Classified advertisements have always been a favourite of mine to read but sadly they are disappearing from our newspapers. Reading the “classifieds” from old newspapers gives us some idea of the social history of a town. From lost animals to insolvency and tenders for new buildings to employment notices, the classifieds had it all.
In almost every paper there were lost and found horses and other stock. Inappropriate fencing or no fencing at all would have meant a roaming animal was a common sight.
Henry Gibb of Fiery Creek was still offering a reward for his cart horse five months after he last saw it.
Mr Mathison’s huge 17 hands high black horse would have been hard to hide.

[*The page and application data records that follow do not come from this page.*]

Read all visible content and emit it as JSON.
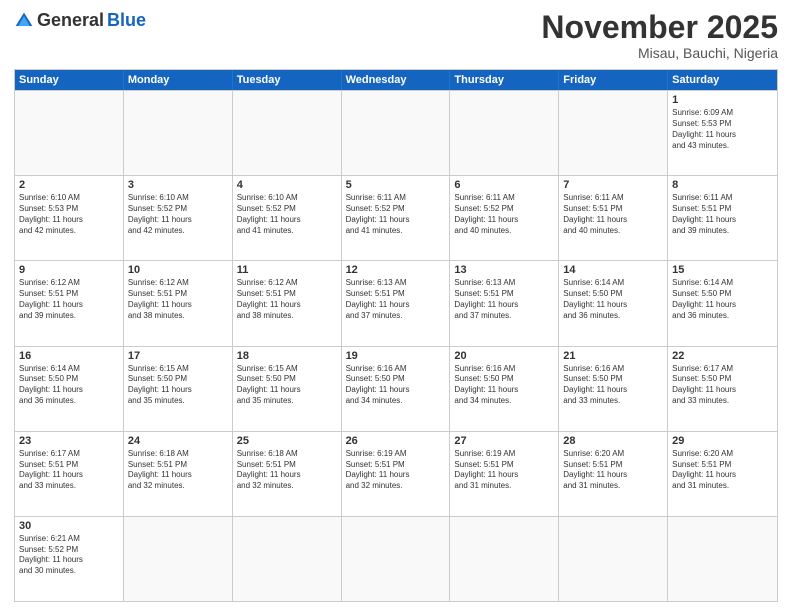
{
  "logo": {
    "general": "General",
    "blue": "Blue"
  },
  "title": "November 2025",
  "location": "Misau, Bauchi, Nigeria",
  "headers": [
    "Sunday",
    "Monday",
    "Tuesday",
    "Wednesday",
    "Thursday",
    "Friday",
    "Saturday"
  ],
  "rows": [
    [
      {
        "day": "",
        "text": ""
      },
      {
        "day": "",
        "text": ""
      },
      {
        "day": "",
        "text": ""
      },
      {
        "day": "",
        "text": ""
      },
      {
        "day": "",
        "text": ""
      },
      {
        "day": "",
        "text": ""
      },
      {
        "day": "1",
        "text": "Sunrise: 6:09 AM\nSunset: 5:53 PM\nDaylight: 11 hours\nand 43 minutes."
      }
    ],
    [
      {
        "day": "2",
        "text": "Sunrise: 6:10 AM\nSunset: 5:53 PM\nDaylight: 11 hours\nand 42 minutes."
      },
      {
        "day": "3",
        "text": "Sunrise: 6:10 AM\nSunset: 5:52 PM\nDaylight: 11 hours\nand 42 minutes."
      },
      {
        "day": "4",
        "text": "Sunrise: 6:10 AM\nSunset: 5:52 PM\nDaylight: 11 hours\nand 41 minutes."
      },
      {
        "day": "5",
        "text": "Sunrise: 6:11 AM\nSunset: 5:52 PM\nDaylight: 11 hours\nand 41 minutes."
      },
      {
        "day": "6",
        "text": "Sunrise: 6:11 AM\nSunset: 5:52 PM\nDaylight: 11 hours\nand 40 minutes."
      },
      {
        "day": "7",
        "text": "Sunrise: 6:11 AM\nSunset: 5:51 PM\nDaylight: 11 hours\nand 40 minutes."
      },
      {
        "day": "8",
        "text": "Sunrise: 6:11 AM\nSunset: 5:51 PM\nDaylight: 11 hours\nand 39 minutes."
      }
    ],
    [
      {
        "day": "9",
        "text": "Sunrise: 6:12 AM\nSunset: 5:51 PM\nDaylight: 11 hours\nand 39 minutes."
      },
      {
        "day": "10",
        "text": "Sunrise: 6:12 AM\nSunset: 5:51 PM\nDaylight: 11 hours\nand 38 minutes."
      },
      {
        "day": "11",
        "text": "Sunrise: 6:12 AM\nSunset: 5:51 PM\nDaylight: 11 hours\nand 38 minutes."
      },
      {
        "day": "12",
        "text": "Sunrise: 6:13 AM\nSunset: 5:51 PM\nDaylight: 11 hours\nand 37 minutes."
      },
      {
        "day": "13",
        "text": "Sunrise: 6:13 AM\nSunset: 5:51 PM\nDaylight: 11 hours\nand 37 minutes."
      },
      {
        "day": "14",
        "text": "Sunrise: 6:14 AM\nSunset: 5:50 PM\nDaylight: 11 hours\nand 36 minutes."
      },
      {
        "day": "15",
        "text": "Sunrise: 6:14 AM\nSunset: 5:50 PM\nDaylight: 11 hours\nand 36 minutes."
      }
    ],
    [
      {
        "day": "16",
        "text": "Sunrise: 6:14 AM\nSunset: 5:50 PM\nDaylight: 11 hours\nand 36 minutes."
      },
      {
        "day": "17",
        "text": "Sunrise: 6:15 AM\nSunset: 5:50 PM\nDaylight: 11 hours\nand 35 minutes."
      },
      {
        "day": "18",
        "text": "Sunrise: 6:15 AM\nSunset: 5:50 PM\nDaylight: 11 hours\nand 35 minutes."
      },
      {
        "day": "19",
        "text": "Sunrise: 6:16 AM\nSunset: 5:50 PM\nDaylight: 11 hours\nand 34 minutes."
      },
      {
        "day": "20",
        "text": "Sunrise: 6:16 AM\nSunset: 5:50 PM\nDaylight: 11 hours\nand 34 minutes."
      },
      {
        "day": "21",
        "text": "Sunrise: 6:16 AM\nSunset: 5:50 PM\nDaylight: 11 hours\nand 33 minutes."
      },
      {
        "day": "22",
        "text": "Sunrise: 6:17 AM\nSunset: 5:50 PM\nDaylight: 11 hours\nand 33 minutes."
      }
    ],
    [
      {
        "day": "23",
        "text": "Sunrise: 6:17 AM\nSunset: 5:51 PM\nDaylight: 11 hours\nand 33 minutes."
      },
      {
        "day": "24",
        "text": "Sunrise: 6:18 AM\nSunset: 5:51 PM\nDaylight: 11 hours\nand 32 minutes."
      },
      {
        "day": "25",
        "text": "Sunrise: 6:18 AM\nSunset: 5:51 PM\nDaylight: 11 hours\nand 32 minutes."
      },
      {
        "day": "26",
        "text": "Sunrise: 6:19 AM\nSunset: 5:51 PM\nDaylight: 11 hours\nand 32 minutes."
      },
      {
        "day": "27",
        "text": "Sunrise: 6:19 AM\nSunset: 5:51 PM\nDaylight: 11 hours\nand 31 minutes."
      },
      {
        "day": "28",
        "text": "Sunrise: 6:20 AM\nSunset: 5:51 PM\nDaylight: 11 hours\nand 31 minutes."
      },
      {
        "day": "29",
        "text": "Sunrise: 6:20 AM\nSunset: 5:51 PM\nDaylight: 11 hours\nand 31 minutes."
      }
    ],
    [
      {
        "day": "30",
        "text": "Sunrise: 6:21 AM\nSunset: 5:52 PM\nDaylight: 11 hours\nand 30 minutes."
      },
      {
        "day": "",
        "text": ""
      },
      {
        "day": "",
        "text": ""
      },
      {
        "day": "",
        "text": ""
      },
      {
        "day": "",
        "text": ""
      },
      {
        "day": "",
        "text": ""
      },
      {
        "day": "",
        "text": ""
      }
    ]
  ]
}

He offered a £1 reward for information on its whereabouts.
The Rev. Thomas Hastie was looking for a teacher of the Boninyong School (now Buninyong) i 1851. In Geelong, a couple with children were looking for work, him as a storekeeper and her as a housekeeper or teacher.
With plenty of building going on in 1851, Carver & Dalton’s auctions of timber would have drawn a crowd.
In 1856 the Collector of Customs of Customs House, Portland used the classifieds to issue a warning about tobacco used for washing sheep. Additional ingredients made it unfit for human consumption.
Poor George Gane had to air his dirty laundry in public presumably after his drunken wife ran up bills in his name. He declared he would not be responsible for any debts she incurred.
The following Immigration Remittance is an interesting notice and it had me thinking if I had any relatives that may have arrived in Victoria under the scheme described.
Something different to lost horses.
In 1879, the Clothes Washing Machine patented by John Walls could be purchased. The power, human power that is, needed to run the machine was minimal so even a 15-year-old girl could use it.
Miss Jenkins of Terang ran a sober operation at her Temperance Hotel and Coffee Rooms. Even the horses were well looked after. Meanwhile, Mrs Geddes of Camperdown had set up an employment agency for servants.
Henry Matson of Purrembete, tired of coursing parties in his paddocks leading to injury to his stock, threatened to lay poison in the paddocks. James Jackson of the Camperdown Brewery was also fed up. Fed up with his soda water and lemonade bottles going missing. He was going to sue basically any person with one of his bottles in their possession.